> **Provided entries**:
____________________

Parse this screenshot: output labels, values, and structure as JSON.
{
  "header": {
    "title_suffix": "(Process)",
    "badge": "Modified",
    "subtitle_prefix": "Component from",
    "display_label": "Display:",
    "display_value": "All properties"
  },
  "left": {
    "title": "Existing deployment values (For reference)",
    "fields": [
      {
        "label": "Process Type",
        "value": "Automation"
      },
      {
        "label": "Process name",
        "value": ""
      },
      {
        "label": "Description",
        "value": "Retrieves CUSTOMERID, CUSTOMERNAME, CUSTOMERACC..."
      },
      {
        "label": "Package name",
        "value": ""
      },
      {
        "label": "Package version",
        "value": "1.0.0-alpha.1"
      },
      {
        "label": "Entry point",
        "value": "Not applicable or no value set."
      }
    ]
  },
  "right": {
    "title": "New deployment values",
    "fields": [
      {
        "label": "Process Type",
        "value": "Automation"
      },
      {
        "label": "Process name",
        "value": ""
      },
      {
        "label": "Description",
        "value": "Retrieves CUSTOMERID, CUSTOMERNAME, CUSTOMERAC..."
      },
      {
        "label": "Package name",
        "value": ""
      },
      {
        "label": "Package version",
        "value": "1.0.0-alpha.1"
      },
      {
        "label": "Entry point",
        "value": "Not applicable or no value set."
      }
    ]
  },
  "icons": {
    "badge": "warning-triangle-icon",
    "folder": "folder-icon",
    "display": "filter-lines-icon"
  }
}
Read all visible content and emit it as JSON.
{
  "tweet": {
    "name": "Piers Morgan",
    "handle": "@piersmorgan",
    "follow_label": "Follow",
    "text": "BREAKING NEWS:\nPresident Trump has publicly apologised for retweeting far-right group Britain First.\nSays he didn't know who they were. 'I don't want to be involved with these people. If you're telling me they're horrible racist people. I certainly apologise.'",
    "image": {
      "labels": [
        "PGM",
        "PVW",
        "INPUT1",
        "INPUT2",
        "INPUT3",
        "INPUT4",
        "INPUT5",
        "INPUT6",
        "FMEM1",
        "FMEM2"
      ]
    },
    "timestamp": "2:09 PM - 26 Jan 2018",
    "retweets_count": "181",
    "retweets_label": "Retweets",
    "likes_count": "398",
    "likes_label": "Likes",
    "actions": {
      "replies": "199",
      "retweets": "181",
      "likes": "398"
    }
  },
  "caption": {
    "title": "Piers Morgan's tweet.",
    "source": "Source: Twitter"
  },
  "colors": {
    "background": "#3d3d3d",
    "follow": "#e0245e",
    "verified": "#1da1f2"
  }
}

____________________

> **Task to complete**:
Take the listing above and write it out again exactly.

> **Solution to this exercise**:
Parse this screenshot: output labels, values, and structure as JSON.
{
  "header": {
    "title_suffix": "(Process)",
    "badge": "Modified",
    "subtitle_prefix": "Component from",
    "display_label": "Display:",
    "display_value": "All properties"
  },
  "left": {
    "title": "Existing deployment values (For reference)",
    "fields": [
      {
        "label": "Process Type",
        "value": "Automation"
      },
      {
        "label": "Process name",
        "value": ""
      },
      {
        "label": "Description",
        "value": "Retrieves CUSTOMERID, CUSTOMERNAME, CUSTOMERACC..."
      },
      {
        "label": "Package name",
        "value": ""
      },
      {
        "label": "Package version",
        "value": "1.0.0-alpha.1"
      },
      {
        "label": "Entry point",
        "value": "Not applicable or no value set."
      }
    ]
  },
  "right": {
    "title": "New deployment values",
    "fields": [
      {
        "label": "Process Type",
        "value": "Automation"
      },
      {
        "label": "Process name",
        "value": ""
      },
      {
        "label": "Description",
        "value": "Retrieves CUSTOMERID, CUSTOMERNAME, CUSTOMERAC..."
      },
      {
        "label": "Package name",
        "value": ""
      },
      {
        "label": "Package version",
        "value": "1.0.0-alpha.1"
      },
      {
        "label": "Entry point",
        "value": "Not applicable or no value set."
      }
    ]
  },
  "icons": {
    "badge": "warning-triangle-icon",
    "folder": "folder-icon",
    "display": "filter-lines-icon"
  }
}
Read all visible content and emit it as JSON.
{
  "tweet": {
    "name": "Piers Morgan",
    "handle": "@piersmorgan",
    "follow_label": "Follow",
    "text": "BREAKING NEWS:\nPresident Trump has publicly apologised for retweeting far-right group Britain First.\nSays he didn't know who they were. 'I don't want to be involved with these people. If you're telling me they're horrible racist people. I certainly apologise.'",
    "image": {
      "labels": [
        "PGM",
        "PVW",
        "INPUT1",
        "INPUT2",
        "INPUT3",
        "INPUT4",
        "INPUT5",
        "INPUT6",
        "FMEM1",
        "FMEM2"
      ]
    },
    "timestamp": "2:09 PM - 26 Jan 2018",
    "retweets_count": "181",
    "retweets_label": "Retweets",
    "likes_count": "398",
    "likes_label": "Likes",
    "actions": {
      "replies": "199",
      "retweets": "181",
      "likes": "398"
    }
  },
  "caption": {
    "title": "Piers Morgan's tweet.",
    "source": "Source: Twitter"
  },
  "colors": {
    "background": "#3d3d3d",
    "follow": "#e0245e",
    "verified": "#1da1f2"
  }
}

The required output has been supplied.